Re: ITT We disclose our political biases
« Reply #50 on: August 24, 2014, 04:19:19 PM »
So you're a conservative in the general, academic sense?
?"Belief is always most desired, most pressingly needed, when there is a lack of will." -Friedrich Nietzsche

Ideals are imperfect. Morals are self-serving.

Re: ITT We disclose our political biases
« Reply #51 on: August 24, 2014, 08:50:39 PM »
You'd be surprised how many people think their unachievable ideologies are of higher value than workable policy.

Yeah. It's kind of like believing in god.

Offline SGOS

Re: ITT We disclose our political biases
« Reply #52 on: August 25, 2014, 06:02:17 AM »
Yeah. It's kind of like believing in god.
Ideological thinking does seem very much like religion.  It offers an eventual utopia by following strict rules to get there, but the half baked theories of preference have never been tested, and just like the religious zealot, the ideologue can claim the goal has not been reached because the implementation is always corrupted by the outside forces of non-believers.

Offline zarus tathra (OP)

Re: ITT We disclose our political biases
« Reply #53 on: August 25, 2014, 05:55:12 PM »
That's why you need small-scale implementations or reforms of existing systems before you can get anywhere. Even in engineering the best methodology is to start by implementing a vital subset of a whole feature set before you try to build EVERYTHING

It's one thing to say that changing this or that institution will improve things. It's another thing to go full Marx and say that you have a theory of how EVERYTHING works.

And this is actually part of what inspired me to say that terms should always be given hardened definitions before they're given any weight at all. It is absolutely vital to quantify desired performance when you're building software or machinery. It should be doubly so when you're talking about the goals and methodology of a political movement, not only to give a standard by which critics can judge a movement, but also to allow it to succeed and gauge its own success (or more often lack of it).

This will sound a bit mba-ish, but according to a book I have called "Superconnect," it's important to have a wide array of weak connections.
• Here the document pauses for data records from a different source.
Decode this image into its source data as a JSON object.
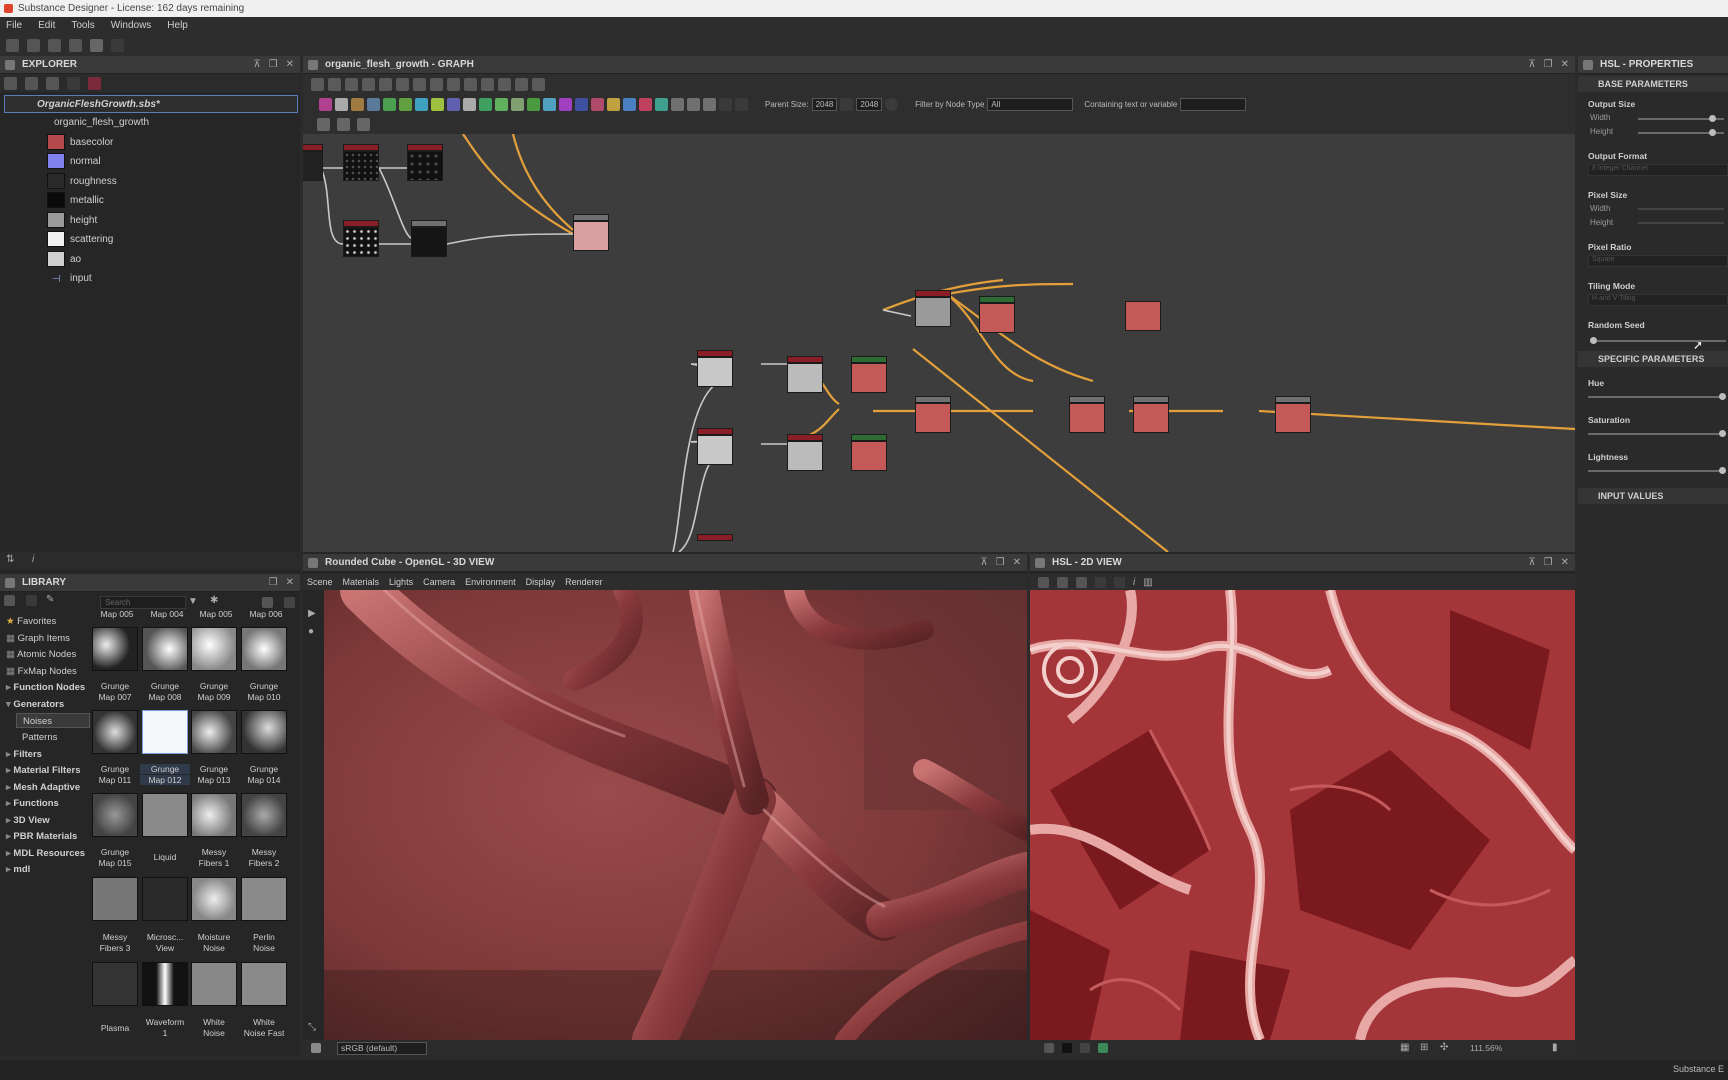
{
  "window": {
    "title": "Substance Designer - License: 162 days remaining"
  },
  "menu": [
    "File",
    "Edit",
    "Tools",
    "Windows",
    "Help"
  ],
  "explorer": {
    "title": "EXPLORER",
    "package": "OrganicFleshGrowth.sbs*",
    "graph": "organic_flesh_growth",
    "outputs": [
      {
        "label": "basecolor",
        "color": "#b34a4d"
      },
      {
        "label": "normal",
        "color": "#8080ee"
      },
      {
        "label": "roughness",
        "color": "#2a2a2a"
      },
      {
        "label": "metallic",
        "color": "#0a0a0a"
      },
      {
        "label": "height",
        "color": "#9a9a9a"
      },
      {
        "label": "scattering",
        "color": "#f2f2f2"
      },
      {
        "label": "ao",
        "color": "#cfcfcf"
      }
    ],
    "input": "input"
  },
  "graph": {
    "title": "organic_flesh_growth - GRAPH",
    "parent_size_label": "Parent Size:",
    "parent_size": "2048",
    "size2": "2048",
    "filter_label": "Filter by Node Type",
    "filter_value": "All",
    "containing_label": "Containing text or variable"
  },
  "properties": {
    "title": "HSL - PROPERTIES",
    "base_section": "BASE PARAMETERS",
    "output_size": "Output Size",
    "width": "Width",
    "height": "Height",
    "output_format": "Output Format",
    "output_format_value": "8 Integer Channel",
    "pixel_size": "Pixel Size",
    "pixel_ratio": "Pixel Ratio",
    "pixel_ratio_value": "Square",
    "tiling_mode": "Tiling Mode",
    "tiling_mode_value": "H and V Tiling",
    "random_seed": "Random Seed",
    "specific_section": "SPECIFIC PARAMETERS",
    "hue": "Hue",
    "saturation": "Saturation",
    "lightness": "Lightness",
    "input_values": "INPUT VALUES"
  },
  "library": {
    "title": "LIBRARY",
    "search_placeholder": "Search",
    "categories": [
      "Favorites",
      "Graph Items",
      "Atomic Nodes",
      "FxMap Nodes",
      "Function Nodes",
      "Generators",
      "Noises",
      "Patterns",
      "Filters",
      "Material Filters",
      "Mesh Adaptive",
      "Functions",
      "3D View",
      "PBR Materials",
      "MDL Resources",
      "mdl"
    ],
    "top_partial": [
      "Map 005",
      "Map 004",
      "Map 005",
      "Map 006"
    ],
    "rows": [
      [
        {
          "l1": "Grunge",
          "l2": "Map 007"
        },
        {
          "l1": "Grunge",
          "l2": "Map 008"
        },
        {
          "l1": "Grunge",
          "l2": "Map 009"
        },
        {
          "l1": "Grunge",
          "l2": "Map 010"
        }
      ],
      [
        {
          "l1": "Grunge",
          "l2": "Map 011"
        },
        {
          "l1": "Grunge",
          "l2": "Map 012"
        },
        {
          "l1": "Grunge",
          "l2": "Map 013"
        },
        {
          "l1": "Grunge",
          "l2": "Map 014"
        }
      ],
      [
        {
          "l1": "Grunge",
          "l2": "Map 015"
        },
        {
          "l1": "Liquid",
          "l2": ""
        },
        {
          "l1": "Messy",
          "l2": "Fibers 1"
        },
        {
          "l1": "Messy",
          "l2": "Fibers 2"
        }
      ],
      [
        {
          "l1": "Messy",
          "l2": "Fibers 3"
        },
        {
          "l1": "Microsc...",
          "l2": "View"
        },
        {
          "l1": "Moisture",
          "l2": "Noise"
        },
        {
          "l1": "Perlin",
          "l2": "Noise"
        }
      ],
      [
        {
          "l1": "Plasma",
          "l2": ""
        },
        {
          "l1": "Waveform",
          "l2": "1"
        },
        {
          "l1": "White",
          "l2": "Noise"
        },
        {
          "l1": "White",
          "l2": "Noise Fast"
        }
      ]
    ]
  },
  "view3d": {
    "title": "Rounded Cube - OpenGL - 3D VIEW",
    "menu": [
      "Scene",
      "Materials",
      "Lights",
      "Camera",
      "Environment",
      "Display",
      "Renderer"
    ],
    "colorspace": "sRGB (default)"
  },
  "view2d": {
    "title": "HSL - 2D VIEW",
    "zoom": "111.56%"
  },
  "status": {
    "right": "Substance E"
  }
}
If all you have are strong connections to other people, even if you have a LOT of them, that will probably end up stunting the growth and development both of you and the people you work with. And it seems like all the utopian philosophies have in mind a society in which every interpersonal connection, whether of master/slave or worker/comrade to worker/comrade, is "strong." And if you look at history, this is born out. Greece was built on strong relationships and well-defined roles, and it failed to grow. Rome, on the other hand, had very loose coupling between the different classes and it grew very stably until the Imperial era, when all power was consolidated in the hands of the army and later the Emperor and any separation of concerns was destroyed.

You also see this in poor communities in the US of all races. Whenever their community is too tightly coupled and lacking in loose connections to the outside world, there is great poverty and lack of education. Everybody needs a buffer of people they kind of care about and kind of don't. It's maddening if everybody has to live like Communists, perfectly in touch with all those who they come into contact with.
« Last Edit: August 27, 2014, 12:19:53 AM by zarus tathra »
?"Belief is always most desired, most pressingly needed, when there is a lack of will." -Friedrich Nietzsche

Ideals are imperfect. Morals are self-serving.